Simon Bridges. Photo/Getty Images

Despite National’s probe, we may never know who leaked the party leader’s expenses.

It is a little like avidly reading a murder mystery only to get to the back of the book to find some swine has torn out the final chapter so you may never know who dunnit. I am talking about the somewhat twisted saga of Simon Bridges’ leaked limousine expenses.

Actually, because the details of those expenses were about to be made public, it is not so much a leak as an embargo breach, to use a journalistic phrase. What’s more, the figures quoted were inaccurate – but let’s not get bogged down in facts. In this story, speculation is everything.

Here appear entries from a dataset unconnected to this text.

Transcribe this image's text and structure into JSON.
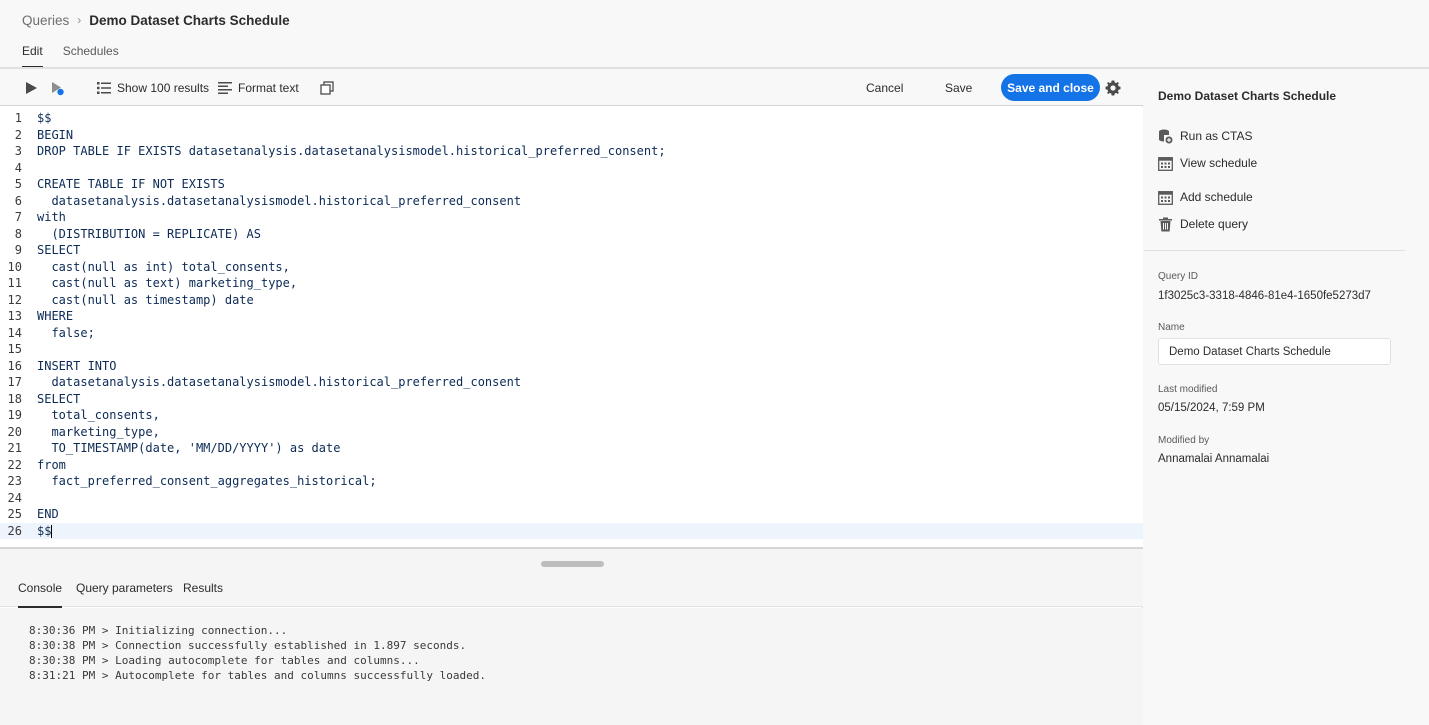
{
  "breadcrumb": {
    "parent": "Queries",
    "separator": "›",
    "current": "Demo Dataset Charts Schedule"
  },
  "page_tabs": [
    {
      "label": "Edit",
      "active": true
    },
    {
      "label": "Schedules",
      "active": false
    }
  ],
  "toolbar": {
    "run_icon": "play-icon",
    "run_selected_icon": "run-selected-icon",
    "show_results_label": "Show 100 results",
    "format_text_label": "Format text",
    "copy_icon": "copy-icon",
    "cancel_label": "Cancel",
    "save_label": "Save",
    "save_close_label": "Save and close",
    "settings_icon": "gear-icon",
    "accent_color": "#1473e6"
  },
  "editor": {
    "lines": [
      "$$",
      "BEGIN",
      "DROP TABLE IF EXISTS datasetanalysis.datasetanalysismodel.historical_preferred_consent;",
      "",
      "CREATE TABLE IF NOT EXISTS",
      "  datasetanalysis.datasetanalysismodel.historical_preferred_consent",
      "with",
      "  (DISTRIBUTION = REPLICATE) AS",
      "SELECT",
      "  cast(null as int) total_consents,",
      "  cast(null as text) marketing_type,",
      "  cast(null as timestamp) date",
      "WHERE",
      "  false;",
      "",
      "INSERT INTO",
      "  datasetanalysis.datasetanalysismodel.historical_preferred_consent",
      "SELECT",
      "  total_consents,",
      "  marketing_type,",
      "  TO_TIMESTAMP(date, 'MM/DD/YYYY') as date",
      "from",
      "  fact_preferred_consent_aggregates_historical;",
      "",
      "END",
      "$$"
    ],
    "current_line": 26
  },
  "bottom_tabs": [
    {
      "label": "Console",
      "active": true
    },
    {
      "label": "Query parameters",
      "active": false
    },
    {
      "label": "Results",
      "active": false
    }
  ],
  "console": [
    "8:30:36 PM > Initializing connection...",
    "8:30:38 PM > Connection successfully established in 1.897 seconds.",
    "8:30:38 PM > Loading autocomplete for tables and columns...",
    "8:31:21 PM > Autocomplete for tables and columns successfully loaded."
  ],
  "side_panel": {
    "title": "Demo Dataset Charts Schedule",
    "actions": [
      {
        "label": "Run as CTAS",
        "icon": "database-add-icon"
      },
      {
        "label": "View schedule",
        "icon": "calendar-icon"
      },
      {
        "label": "Add schedule",
        "icon": "calendar-add-icon"
      },
      {
        "label": "Delete query",
        "icon": "trash-icon"
      }
    ],
    "query_id_label": "Query ID",
    "query_id": "1f3025c3-3318-4846-81e4-1650fe5273d7",
    "name_label": "Name",
    "name_value": "Demo Dataset Charts Schedule",
    "last_modified_label": "Last modified",
    "last_modified": "05/15/2024, 7:59 PM",
    "modified_by_label": "Modified by",
    "modified_by": "Annamalai Annamalai"
  }
}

Macro alias: ModuleRenderer

At the beginning of this parliamentary thriller, we were told the leaker leaked because he or she considered Bridges arrogant and wasteful with public money. Actually, the expense of running the limos is a sunk cost; the cars and their drivers would be a drain on the public purse even if they stood idle, and the only real money we are talking about here is how much Bridges may have cost the country to fill the tank. Sorry, here I go again being distracted by pesky facts.

Bridges claims he may be a victim of a Government dirty-tricks campaign. But the Government says, no, it does not get a copy of his car expenses and the leak must have come from the National Party caucus. It could have come from the Parliamentary Service or a staffer in an MP’s office, retorts the slightly obsessive Bridges, and the number of suspects narrows to several hundred.

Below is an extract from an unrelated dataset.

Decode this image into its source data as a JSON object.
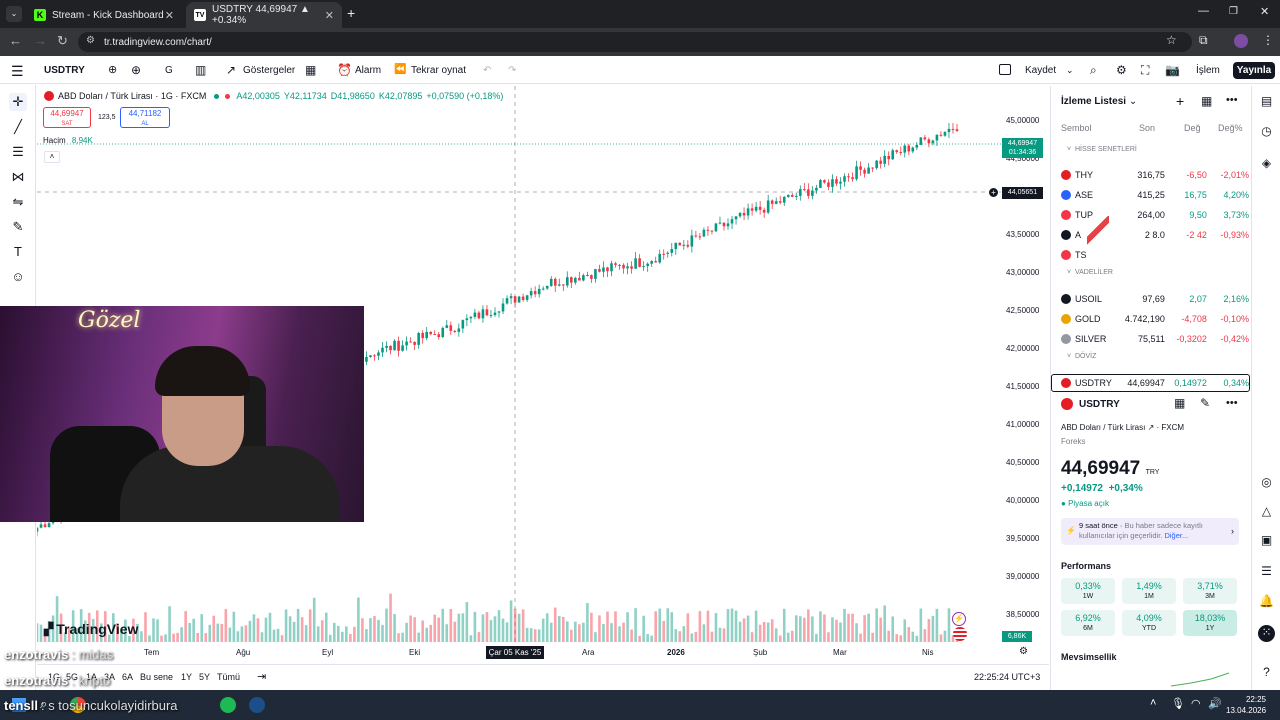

Up pops Speaker Trevor Mallard, although at some distance, because he seems to be on a cycling tour somewhere in Britain, who announces a formal inquiry.

No sooner does that news break than he and Bridges get an anonymous text from the leaker claiming that he or she has mental-health problems and therefore their identity should not be made public.

Like every good crime story, the police are called (to check on the leaker’s health). They quickly establish the identity of the person and conclude that his or her mental health is under control and nothing nasty will happen to them. I am not sure I would entirely trust a police officer’s mental-health assessment, but I guess they deal with more crazies than I do.

Here the plot takes a twist. The police tell Bridges that, for privacy reasons, they will not disclose the leaker’s identity. Bridges goes ballistic – he seems to feel his own privacy has been breached by the man or woman hiding behind a smokescreen of alleged psychological instability and their own privacy.

The leaker, by the way, tries to  convince Bridges that he or she is a National MP by dropping caucus gossip into the text. To be honest, in my experience of reporting from Parliament, anyone who drinks in Bellamys or eats in the Beehive’s cafe would probably also be privy to such information, so its inclusion in the text doesn’t prove it came from a caucus member.

Mallard, meanwhile, having set the wheels in motion for an inquiry,  axes the idea. National says it will conduct its own investigation, even though that would lack the legal power to compel evidence. Even if it does discover the leaker’s identity, there is no guarantee the name will ever be made public because it is a private inquiry by the party.

So, folks, we may never find out who told on Bridges for guzzling petrol money. Agatha Christie this is not.

This article was first published in the September 8, 2018 issue of the New Zealand Listener.